Research in this field is also generally limited to survey data, as is the case with the collected PISA data. The use of survey data brings with it a variety of uncertainties regarding data integrity. Specifically, students may respond with hidden biases (e.g., not wanting to reveal certain beliefs or weaknesses they feel they possess) or may not be comfortable answering certain questions about their relationships (friends, parents, and teachers). It is also worth noting that students may respond with different relative scales in their Likert responses, which could potentially skew the accuracy of the data. These limitations, however, should not result in significantly different study results, especially with large sample sizes. An additional limitation stems from the fact that it is not possible to examine the variance of school belonging at every layer of the socio-ecological model, given the availability of data. For example, using the PISA 2015 study, it is not possible to assess the importance of genetics.

While the variables explored in this study (i.e., teacher unfairness, parental emotional support, achieving motivation, test anxiety, collaboration and team work dispositions, disciplinary climate in class, economic, social, and cultural social status, and country) may not be the direct cause of the weakened sense of belonging observed in the PISA data that indicates a decline in reported sense of belonging since 2003, they are broader ecological social variables that warrant consideration and acknowledgement. A greater understanding of why we are observing a trend towards a decline in school belonging also requires urgent attention (OECD, 2019). Given the importance of collaboration and teamwork dispositions in the current study, another priority area for future research will be how schools can improve a student’s social and emotional competencies in these areas. The evaluation of interventions and development of strategies in the area of school belonging should be a consideration for future researchers.


The present study sought to conduct an exploratory analysis of secondary data to examine the validity of the ecosystem model proposed by Allen et al. (2016; 2018). Findings from this study provide further evidence that there is a need to develop interventions designed to facilitate increased school belonging (Allen, Jamshidi et al., 2021). Future interventions may consider drawing on the current findings to emphasise the importance of teamwork and collaboration. This study reveals that simply engaging in teamwork and collaboration is not enough. Instead, interventions in the student layer must help create the desire to participate and, more importantly, focus on developing the skills needed to participate in teamwork effectively. An emphasis on social and emotional skills was also found to be important for successful peer and teacher relationships. In the microsystem layer, it may be crucial to address teacher unfairness at the school level. Reducing teacher stress and encouraging positive support techniques may be helpful, but the data available from the PISA survey was unable to confirm this. It is also important to highlight the significant impact of socio-economic status on school belonging. Tackling issues of social inequality based on economic, social and cultural status may be imperative for school belonging. For students who face educational inequality based on their race, socio-economic status or cultural heritage, targeting a sense of belonging in school may become critical to addressing disparities in school attendance and retention rates among students, irrespective of their background.

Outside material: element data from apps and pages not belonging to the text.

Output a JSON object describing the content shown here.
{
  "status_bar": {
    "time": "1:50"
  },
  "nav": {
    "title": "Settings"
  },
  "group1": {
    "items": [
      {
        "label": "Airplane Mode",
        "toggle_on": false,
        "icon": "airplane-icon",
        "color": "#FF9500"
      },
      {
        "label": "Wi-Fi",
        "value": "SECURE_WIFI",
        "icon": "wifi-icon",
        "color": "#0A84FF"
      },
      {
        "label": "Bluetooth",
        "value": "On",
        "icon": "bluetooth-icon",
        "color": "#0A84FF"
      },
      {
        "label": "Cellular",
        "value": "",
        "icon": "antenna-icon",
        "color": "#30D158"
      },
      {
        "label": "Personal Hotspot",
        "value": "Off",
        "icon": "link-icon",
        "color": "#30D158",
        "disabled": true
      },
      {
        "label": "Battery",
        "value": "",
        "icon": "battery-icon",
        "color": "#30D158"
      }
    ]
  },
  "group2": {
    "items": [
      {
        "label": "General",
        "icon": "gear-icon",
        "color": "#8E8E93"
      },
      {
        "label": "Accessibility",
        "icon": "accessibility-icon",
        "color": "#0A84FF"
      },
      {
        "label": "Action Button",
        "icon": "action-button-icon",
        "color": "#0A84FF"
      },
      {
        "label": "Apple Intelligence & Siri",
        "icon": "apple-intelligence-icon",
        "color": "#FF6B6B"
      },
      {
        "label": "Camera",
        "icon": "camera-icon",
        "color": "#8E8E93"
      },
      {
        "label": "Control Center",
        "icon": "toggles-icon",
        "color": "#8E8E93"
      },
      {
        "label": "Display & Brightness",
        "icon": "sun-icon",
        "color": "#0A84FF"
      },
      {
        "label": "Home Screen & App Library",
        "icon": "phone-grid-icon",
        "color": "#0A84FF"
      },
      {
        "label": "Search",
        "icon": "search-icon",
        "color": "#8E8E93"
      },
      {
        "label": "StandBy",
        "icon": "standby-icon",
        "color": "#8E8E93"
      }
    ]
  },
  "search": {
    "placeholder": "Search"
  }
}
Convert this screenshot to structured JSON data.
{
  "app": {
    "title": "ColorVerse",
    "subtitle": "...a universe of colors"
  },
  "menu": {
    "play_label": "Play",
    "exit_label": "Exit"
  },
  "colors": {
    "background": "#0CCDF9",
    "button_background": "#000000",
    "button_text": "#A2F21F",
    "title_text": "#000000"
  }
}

To conclude, no single strategy is sufficient on its own to bolster a sense of belonging in students. Further research is needed to better understand what factors nurture a sense of school belonging and what factors present as barriers. While schools should not necessarily promote additional responsibilities for school staff, we suggest that a focus on school belonging is something that can be absorbed into already existing practices and operations at school, given the multiple variables found to influence school belonging. Ultimately, a variety of systemic influences need to be addressed to develop an authentic school climate that effectively creates a sense of school belonging for all involved.